The World Health Organisation (WHO) says women, especially adolescents between 15 and 24 years, represent the majority of people living with HIV globally.
According to a report on ‘Women and Health’ released on its website, the organisation said that globally, adolescent girls and young women account for two out of three new HIV infections.
The report said that an estimated 18 per cent of girls are sexually abused at some point in their childhood as against eight per cent for boys.
It said that adolescent girls experienced a greater risk of sexual abuse and face harmful practices such as child marriage and Female Genital Mutilation (FGM).
The report said that majority of girls who became sexually active during their adolescent years were often coerced or forced to have sex including other forms of Gender-Based Violence (GBV).
The organisation attributed the root cause of these inequitable health outcomes for women and girls to gender equality.
“Globally, adolescent girls and young women account for two out of three new HIV infections.
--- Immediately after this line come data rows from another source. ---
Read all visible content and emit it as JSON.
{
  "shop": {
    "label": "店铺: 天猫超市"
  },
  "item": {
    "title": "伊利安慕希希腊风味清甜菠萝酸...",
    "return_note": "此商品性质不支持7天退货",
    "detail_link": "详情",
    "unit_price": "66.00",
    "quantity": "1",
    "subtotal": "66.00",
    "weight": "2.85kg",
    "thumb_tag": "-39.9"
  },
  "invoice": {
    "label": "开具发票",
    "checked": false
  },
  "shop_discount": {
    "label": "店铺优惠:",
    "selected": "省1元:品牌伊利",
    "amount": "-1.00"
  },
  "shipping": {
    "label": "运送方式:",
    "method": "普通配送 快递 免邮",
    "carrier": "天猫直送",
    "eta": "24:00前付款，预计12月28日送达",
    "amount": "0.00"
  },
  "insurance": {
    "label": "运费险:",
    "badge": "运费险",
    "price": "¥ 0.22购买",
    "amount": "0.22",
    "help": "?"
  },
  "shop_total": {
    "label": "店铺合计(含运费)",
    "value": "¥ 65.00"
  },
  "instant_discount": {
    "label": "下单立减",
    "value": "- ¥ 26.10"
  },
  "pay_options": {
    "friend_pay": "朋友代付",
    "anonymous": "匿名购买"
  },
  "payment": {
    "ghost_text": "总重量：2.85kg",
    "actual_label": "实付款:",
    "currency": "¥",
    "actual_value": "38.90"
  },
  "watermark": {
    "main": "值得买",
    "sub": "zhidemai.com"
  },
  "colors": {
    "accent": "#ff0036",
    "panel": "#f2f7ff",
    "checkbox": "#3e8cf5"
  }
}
In certain cultures, gender-based discrimination disadvantages girls through sex-selective abortion and female infanticide.
Women and girls in areas of conflict and displacement suffer disproportionately as a result of disruption of health systems, exacerbation of barriers to healthcare, and use of rape and other forms of violence as weapons of war.
“About 16 million girls aged 15 to 19 years and one million girls under 15 years give birth every year with an estimated three million unsafe abortions taking place globally every year among this age group.
Every day, approximately 830 women die from preventable causes relating to pregnancy and childbirth and in households and communities, women are the primary sources of care giving.
In 2016, global life expectancy at birth was 74.2 years for females and 69.8 years for males.
Although the figure shows that women live longer than men, women experience more morbidity and use healthcare services more than men especially linked to reproductive health needs,” the report read in part.
WHO said that women contribute more to health than any other sector and must therefore be recognised and valued for their contribution, saying that this can be done by addressing gender biases and inequalities in the health and social workforce.
The organisation pledged to continue to work assiduously to improve women’s health by strengthening access to and delivery of health services.
According to the report, this includes sexual and reproductive health issues such as maternal care, access to integrated services for HIV and tuberculosis, preventing GBV, cancer, diabetes and other diseases.
The organisation said that it was working with member states to help strengthen the capacity of the health system and of healthcare providers to respond to violence against women and sexual abuse of children and adolescents.
WHO said it would achieve this by implementing the Global plan of action on strengthening the role of the health system to address violence in particular against women, girls and children.